Cherry laurels have many benefits in the landscape. They tolerate full sun to shade, drought, and salt spray. Cherry laurel plants are also resistant to many common pests and diseases. However, they are not so tolerant of over fertilization. When fertilizing cherry laurels, it is important to follow all fertilizer labels and instructions carefully to avoid burning cherry laurel roots and significantly damaging these plants.
That being said, cherry laurels will benefit from an annual application of fertilizer.
Because cherry laurels prefer slightly acidic soil, evergreen fertilizer oftentimes releases acid into the soil to meet the requirements of acidic-loving evergreens. It may be wise to alternate between evergreen fertilizer and ornamental tree fertilizer to meet all of cherry laurel’s nutritional requirements.
How Much Fertilizer Do Cherry Laurels Need?
Determining how much fertilizer cherry laurels need can seem tricky. However, using a granular slow release fertilizer when fertilizing cherry laurels can reduce stress on you as the grower and also reduce stress to the plant from over fertilizing.
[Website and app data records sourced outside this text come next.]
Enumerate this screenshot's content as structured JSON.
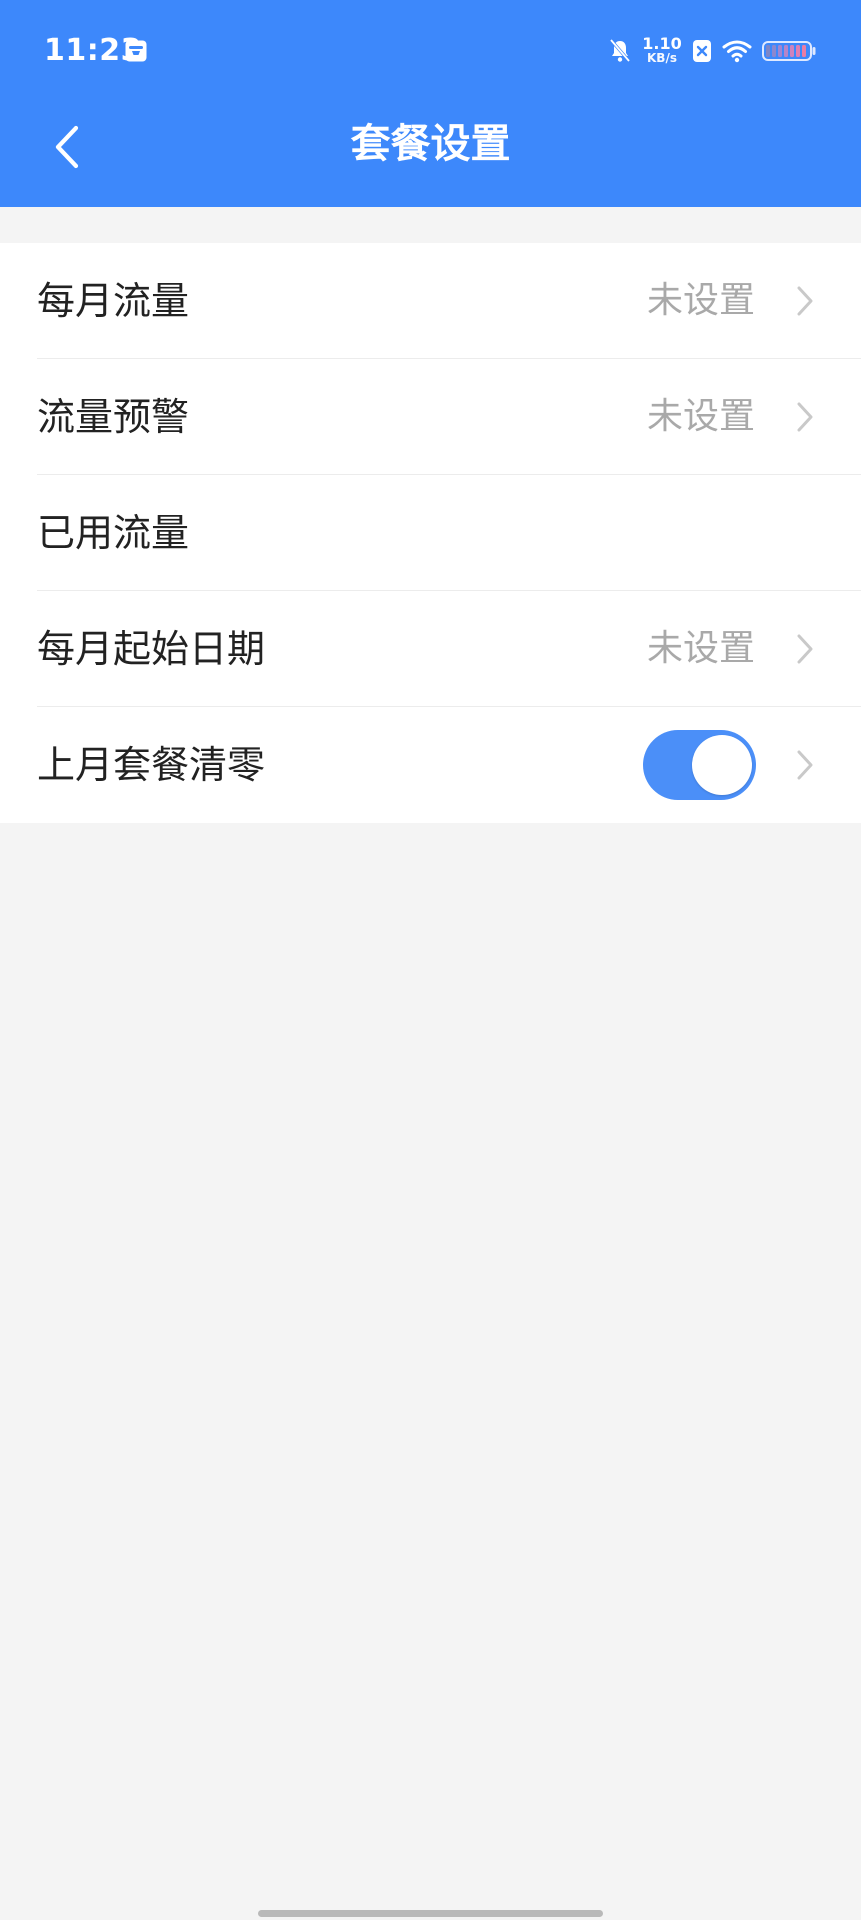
{
  "status_bar": {
    "time": "11:23",
    "network_speed_value": "1.10",
    "network_speed_unit": "KB/s",
    "icons": [
      "calendar-icon",
      "bell-muted-icon",
      "x-box-icon",
      "wifi-icon",
      "battery-icon"
    ]
  },
  "header": {
    "title": "套餐设置",
    "back_icon": "chevron-left-icon"
  },
  "settings": {
    "rows": [
      {
        "label": "每月流量",
        "value": "未设置",
        "has_chevron": true
      },
      {
        "label": "流量预警",
        "value": "未设置",
        "has_chevron": true
      },
      {
        "label": "已用流量",
        "value": "",
        "has_chevron": false
      },
      {
        "label": "每月起始日期",
        "value": "未设置",
        "has_chevron": true
      },
      {
        "label": "上月套餐清零",
        "value": "",
        "toggle_on": true,
        "has_chevron": true
      }
    ]
  },
  "colors": {
    "primary": "#3d88fb",
    "toggle_on": "#4b8ff8",
    "secondary_text": "#a9a9a9",
    "background": "#f4f4f4"
  }
}
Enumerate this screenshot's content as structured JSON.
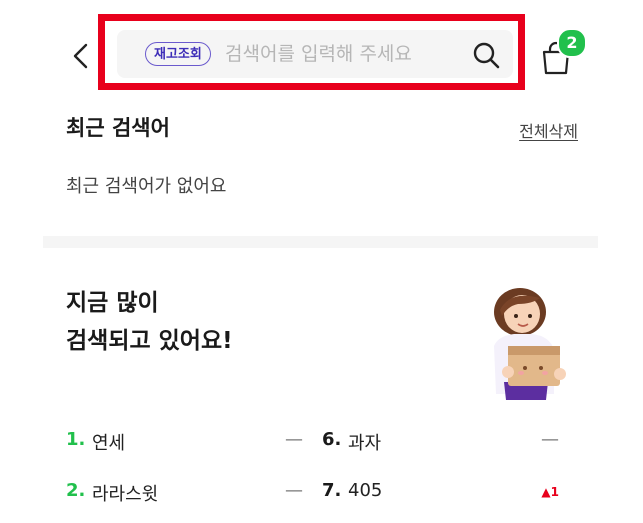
{
  "search": {
    "badge_label": "재고조회",
    "placeholder": "검색어를 입력해 주세요"
  },
  "cart": {
    "count": "2"
  },
  "recent": {
    "title": "최근 검색어",
    "delete_all_label": "전체삭제",
    "empty_message": "최근 검색어가 없어요"
  },
  "trending": {
    "title_line1": "지금 많이",
    "title_line2": "검색되고 있어요!",
    "items": [
      {
        "rank": "1.",
        "label": "연세",
        "change": "—"
      },
      {
        "rank": "2.",
        "label": "라라스윗",
        "change": "—"
      },
      {
        "rank": "6.",
        "label": "과자",
        "change": "—"
      },
      {
        "rank": "7.",
        "label": "405",
        "change": "▲1"
      }
    ]
  },
  "colors": {
    "accent_green": "#21c04c",
    "highlight_red": "#e8001c",
    "badge_purple": "#6a5acd"
  }
}
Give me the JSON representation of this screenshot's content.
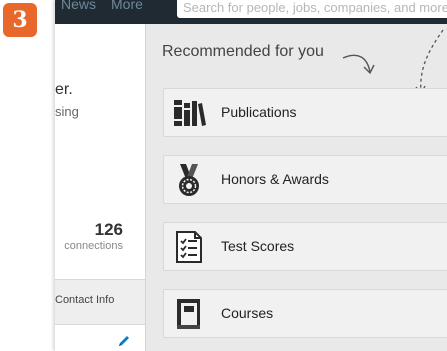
{
  "step_number": "3",
  "nav": {
    "news": "News",
    "more": "More"
  },
  "search": {
    "placeholder": "Search for people, jobs, companies, and more..."
  },
  "profile": {
    "name_fragment": "er.",
    "headline_fragment": "sing",
    "connections_count": "126",
    "connections_label": "connections",
    "contact_info_label": "Contact Info"
  },
  "recommended": {
    "heading": "Recommended for you",
    "items": [
      {
        "label": "Publications",
        "icon": "books-icon"
      },
      {
        "label": "Honors & Awards",
        "icon": "medal-icon"
      },
      {
        "label": "Test Scores",
        "icon": "checklist-icon"
      },
      {
        "label": "Courses",
        "icon": "book-icon"
      }
    ]
  },
  "colors": {
    "badge": "#e8672a",
    "topbar": "#1f2a33",
    "edit_icon": "#0b7cc3"
  }
}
Slow release fertilizers usually have easy to follow printed instructions on how much fertilizer to apply based on the plant’s trunk or drip line diameter. When fertilizing anything, it is very important to follow the product’s directions.
Slow release fertilizers allow low doses of fertilizer to slowly seep into the plant’s root zone over a period of time. When using slow release fertilizers for cherry laurel feeding, it is recommended to apply the fertilizer along the plant’s drip line in fall. While cherry laurels are evergreen, they do go through a dormant period in winter when the plant rests, stores energy and does not produce any growth. By fertilizing cherry laurels with slow release fertilizer during this dormancy period, the plant’s energy stores are boosted for optimal spring growth.
In a bind, water soluble instant fertilizers can be applied in early spring, if fertilizing in fall was not an option.